Life can be pretty overwhelming when your precious child receives the diagnosis of hypoxic ischemic encephalopathy (HIE). Your hopes and dreams of motherhood shift, and your life is intensely focused on therapies, doctor appointments and research. You wonder how people are able not only to attend all of these appointments, but also manage to implement the slew of home programs that occupational, physical and speech therapists hand out. And what about actually having the time to enjoy motherhood?
The first 18 months of my son Max’s life were spent this way. I cried almost every single day during that time. I grieved the loss of control, the loss of what could have been, the rough start, the new normal we were forced into. I also made sure we attended every appointment, asked a multitude of questions, implemented every home program and researched every single mainstream and alternative treatment, no matter if they were applicable to my child or not. All in an effort to find to find a “fix.”
I was burned out. My husband was burned out. And, most of all, my child was burned out. Everything was about play with a purpose. Every moment from sun up to sun down.
How could we move forward and sustain this pace of life? Like so many, both parents have to work to make ends meet.
Around 18 months, somehow the fog started to lift. We were encouraged to take breaks from therapy. Our therapists saw we were drained. We took a family vacation. We learned more about who our son was.

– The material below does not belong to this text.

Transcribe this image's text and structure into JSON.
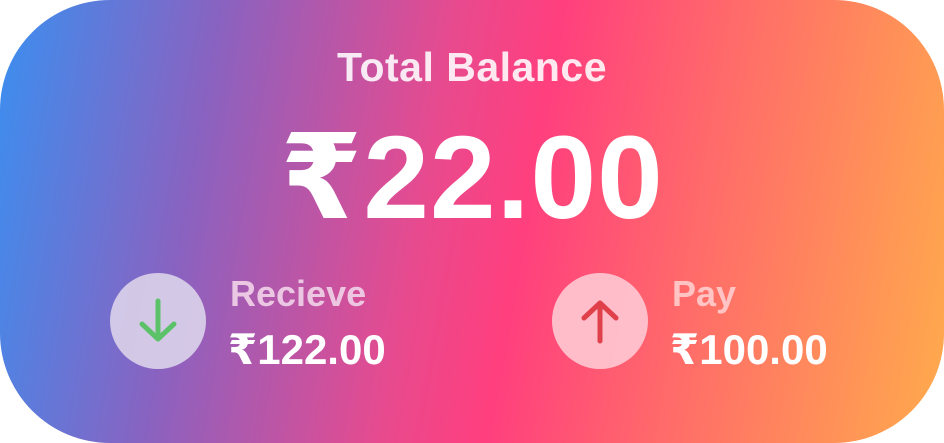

We set aside cerebral palsy (CP), vision issues and all the other diagnosis “stuff” and got to know Max, our child.
Recently, we took our child to a ballgame during physical therapy time, one of the four weekly sessions he attends. We didn’t do the usual Tuesday night grind of rushing from work to pick him up from preschool to outpatient physical therapy, shoving some sort of dinner at him afterwards or in the car.
We picked Max up early. We gathered our gear and played our favorite music on the way to the ballpark. We spent the evening on the carousel and Ferris wheel, ate “baseball food” in the stadium and laughed and loved like the family we always imagined.
We refilled our spirits. No doubt this refreshment will help give Max stronger focus and tenacity as he tackles his latest goals. It will help us as parents to power through IEP meetings. It will also give us moments to hold onto when things are hard. And it will help us to remember that above all diagnoses, we are a family, and Max is a little boy, not a medical chart.
Sometimes a kid has to be a kid, and you have to take a break from being the therapist and just be the parent.
So, to the new mom on the HIE journey with your child, I’m here to tell you this: Keep the faith. You will find that balance, too. Maybe not today or tomorrow, but you will. And you will cherish those times together in the big and small moments that make motherhood truly magical.
You got this. I believe in you. And you have a whole community of people who do, too.